Fats Fats are important sources of energy in the body. The body stores fat in the adipose tissue and under the skin it is the last to be used by the body incase of starvation or depletion of carbohydrates and fat stores in the body. However, in endurance sports especially athletics, excess body fat will often be detrimental to performance. This is because the increase in fat stores consequently raises the body weight and also the body uses a lot of energy to break down fats into fats acids so that it can be used. (Chavez A, C et al, 1969)
Excess fat in the body is not only caused by consumption of high fat diet but also by consuming large amounts of carbohydrates especially simple and sweet carbohydrates since they cause fat storage. Athletes are advised to consume high complex / high glycemic index carbohydrates since it releases energy slowly to the cells thus there is reduced fat storage. However athletes should eat smaller meals than non-sports people but in frequent intervals. Water Water is a non-calorific food because it does not give any calories to the body but it is extremely necessary.
This is because the larger percentage about (60%) of the body is water and even small amounts of dehydration can have major effects on the performance of an individual. (Bobb, A, D . et al 1969) Water helps the body by protecting it against overheating (cools the body) and also as a means (blood) of transport for most substances in the body. Dehydration is very fatal in sports since it leads to reduced ability to exercise in the heat and also reduced mental skills such as concentration and decision making.
Consumption of water is the key to optimal hydration but fluids such as diluted fluid juice or weak squash drinks after can help optimize hydration. While exercising athletes are often weighed before and after a session so that the fluid that has been lost can be replaced quickly. (Berning. J. R and S . N. Steen. 1991) Conclusion For excellence in exercise and sports, all body system must perform efficiently especially the muscles. This can only be enhanced through good nutritional practices. The body gets all the nutrients (carbohydrates, proteins, lipids/fats, vitamins and minerals) from the food on consumer or nutrient supplements.
Athletes require higher amounts of carbohydrates than other nutrients since they are the major sources of energy: however, other nutrients can be converted to carbohydrate through the process of gluconeogenesis incase there is inadequate carbohydrates or there is depletion of carbohydrate in the liver and muscles where it is stored in the form of glycogen. Water which is defined as a non calorific food is very important in an athlete since the highest percentage of the body is water and even small amounts of dehydration can have significant effects on the performance (both sporting and mental performance).

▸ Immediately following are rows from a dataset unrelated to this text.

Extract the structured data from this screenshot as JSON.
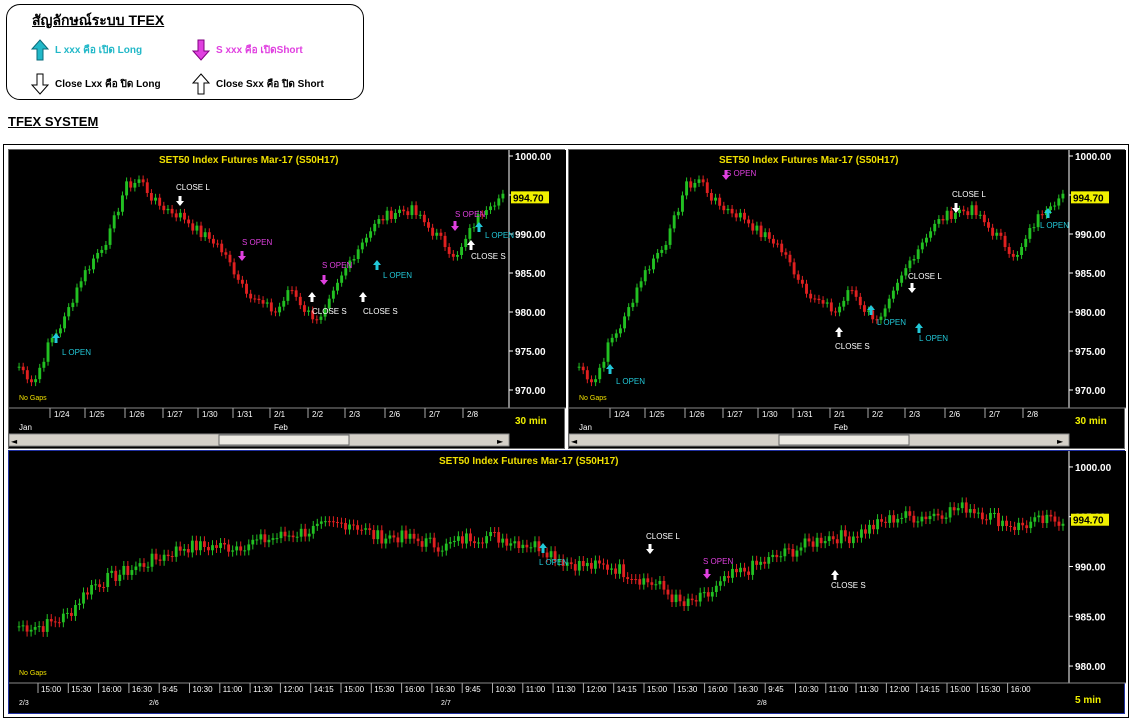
{
  "legend": {
    "title": "สัญลักษณ์ระบบ TFEX",
    "items": [
      {
        "label": "L xxx คือ เปิด Long",
        "color": "#22b8c8",
        "icon": "up-arrow-filled"
      },
      {
        "label": "S xxx คือ เปิดShort",
        "color": "#e040e0",
        "icon": "down-arrow-filled"
      },
      {
        "label": "Close Lxx คือ ปิด Long",
        "color": "#000000",
        "icon": "down-arrow-outline"
      },
      {
        "label": "Close Sxx คือ ปิด Short",
        "color": "#000000",
        "icon": "up-arrow-outline"
      }
    ]
  },
  "system_label": "TFEX SYSTEM",
  "colors": {
    "up": "#22c022",
    "down": "#e02020",
    "long": "#22c8d8",
    "short": "#e040e0",
    "price_box": "#f0f000",
    "title": "#f0e000"
  },
  "charts": [
    {
      "title": "SET50  Index  Futures  Mar-17  (S50H17)",
      "interval": "30  min",
      "last_price": "994.70",
      "no_gaps": "No Gaps",
      "price_ticks": [
        "1000.00",
        "995.00",
        "990.00",
        "985.00",
        "980.00",
        "975.00",
        "970.00"
      ],
      "date_ticks": [
        "1/24",
        "1/25",
        "1/26",
        "1/27",
        "1/30",
        "1/31",
        "2/1",
        "2/2",
        "2/3",
        "2/6",
        "2/7",
        "2/8"
      ],
      "month_ticks": [
        "Jan",
        "Feb"
      ],
      "signals": [
        "L  OPEN",
        "CLOSE  L",
        "S  OPEN",
        "S  OPEN",
        "CLOSE  S",
        "CLOSE  S",
        "L  OPEN",
        "S  OPEN",
        "L  OPEN",
        "CLOSE  S"
      ]
    },
    {
      "title": "SET50  Index  Futures  Mar-17  (S50H17)",
      "interval": "30  min",
      "last_price": "994.70",
      "no_gaps": "No Gaps",
      "price_ticks": [
        "1000.00",
        "995.00",
        "990.00",
        "985.00",
        "980.00",
        "975.00",
        "970.00"
      ],
      "date_ticks": [
        "1/24",
        "1/25",
        "1/26",
        "1/27",
        "1/30",
        "1/31",
        "2/1",
        "2/2",
        "2/3",
        "2/6",
        "2/7",
        "2/8"
      ],
      "month_ticks": [
        "Jan",
        "Feb"
      ],
      "signals": [
        "L  OPEN",
        "S  OPEN",
        "CLOSE  S",
        "L  OPEN",
        "CLOSE  L",
        "L  OPEN",
        "CLOSE  L",
        "L  OPEN"
      ]
    },
    {
      "title": "SET50  Index  Futures  Mar-17  (S50H17)",
      "interval": "5  min",
      "last_price": "994.70",
      "no_gaps": "No Gaps",
      "price_ticks": [
        "1000.00",
        "995.00",
        "990.00",
        "985.00",
        "980.00"
      ],
      "time_ticks": [
        "15:00",
        "15:30",
        "16:00",
        "16:30",
        "9:45",
        "10:30",
        "11:00",
        "11:30",
        "12:00",
        "14:15",
        "15:00",
        "15:30",
        "16:00",
        "16:30",
        "9:45",
        "10:30",
        "11:00",
        "11:30",
        "12:00",
        "14:15",
        "15:00",
        "15:30",
        "16:00",
        "16:30",
        "9:45",
        "10:30",
        "11:00",
        "11:30",
        "12:00",
        "14:15",
        "15:00",
        "15:30",
        "16:00"
      ],
      "day_ticks": [
        "2/3",
        "2/6",
        "2/7",
        "2/8"
      ],
      "signals": [
        "L  OPEN",
        "CLOSE  L",
        "S  OPEN",
        "CLOSE  S"
      ]
    }
  ]
}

Additionally high fluid levels in the body help to protect it against overheating and also provide the means (blood) of transport for most substances in the body. The body’s digestive system breaks down food into smaller components which are easily absorbed by the body cells and tissues and utilized during an exercise. Diet therefore plays a very important part in the health and performance (both physical and mental performance) of an individual and should be taken seriously.